TERENGGANU has agreed to consolidate its water and sewage treatment bills by early next year as both the state and federal administration aim for better efficiency in water-related utilities management.

Mentri Besar Datuk Seri Dr Ahmad Samsuri Mokhtar said for a start, some 20,661 customer accounts are expected to receive the joint billing from March 1, which will be managed by the state water operator Syarikat Air Terengganu Sdn Bhd (Satu).

“The integrated billing involves the combination of water and sewerage accounts in the state, which is about 7% of all the accounts in Terengganu,” he said at the exchange of agreement ceremony between Satu and Indah Water Konsortium Sdn Bhd (IWK) in Kuala Lumpur last Friday.

The national sewerage operator was represented by CEO Narendran Maniam, while Satu CEO Atemin Sulong attended on behalf of Terengganu’s water supplier.

The agreement signing was also witnessed by Water, Land and Natural Resources (KATS) Minister Datuk Dr Xavier Jayakumar.

Dr Xavier said the move will enhance the management and efficiency of the water and sewerage industries, while supporting Putrajaya’s aspiration towards more integrated water and sewage services in the future.
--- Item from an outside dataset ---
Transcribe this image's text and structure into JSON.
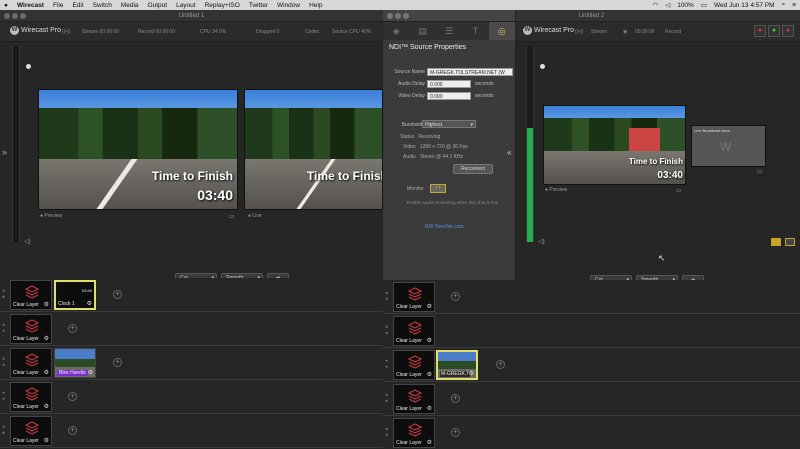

“The joint billing is a convenience as customers can make payment through one bill and call the same customer service hotline for both water and sewerage.

“We hope that other states will emulate Terengganu, the first in Peninsular Malaysia to implement the joint-billing initiative,” he said, adding that it was first implemented in Labuan, Sabah, in 2016, which has successfully reached 91.6% of annual collection rate payable to IWK.

To enhance the sewage treatment system in Terengganu, Dr Xavier said it is already in the government’s master plan to build the first Terengganu centralised sewage treatment plant (CSTP) within the next five years — in line with the 12th Malaysia Plan.

“We are discussing to set up one big CSTP in Kuala Terengganu, which will cater the population and could accommodate the development up to 50 years,” he said, adding that KATS has also identified locations in Johor Baru and Kelantan for the development of such facility.

Narendran said IWK forecasts the Kuala Terengganu CSTP to cater about 200,000 population equivalent.

There are currently over 6,000 small treatment plants in the country, while only 300 CSTPs have been established.

He added that from a total of four million accounts registered with IWK, only 60% of them are connected to the public sewerage system.

On a related matter, Dr Xavier said the ministry is looking to amend related laws to enforce all developers to connect their projects to CSTP.

“Developers escaped the public sewage treatment system because of a loophole in the development plan that does not require projects of fewer than four hectares to be tied to a centralised sewage system,” he said.

Meanwhile, on the issue of IWK’s proposed tariff increase, Dr Xavier said the matter is still being discussed between the ministry and related stakeholders.

“At present, there will be no increase in tariff as far as this joint billing is concerned. However, pertaining to the concern of the tariff hike itself, we will address it later,” he said, noting that the IWK fee has not been reviewed for the last 25 years.

Last week, IWK appealed to the government to review the sewerage services tariff in the first quarter of next year, first by streamlining the tariff for all domestic service categories to RM8, while excluding the low-income (bottom 40%) group and those registered under e-Kasih. Meanwhile, the second option was a minimal RM2 increase for each category.

IWK said, currently, the operating cost is RM18 per household, but the sewerage operator only charges eight sen per cu m, stating that this is among the lowest in the world.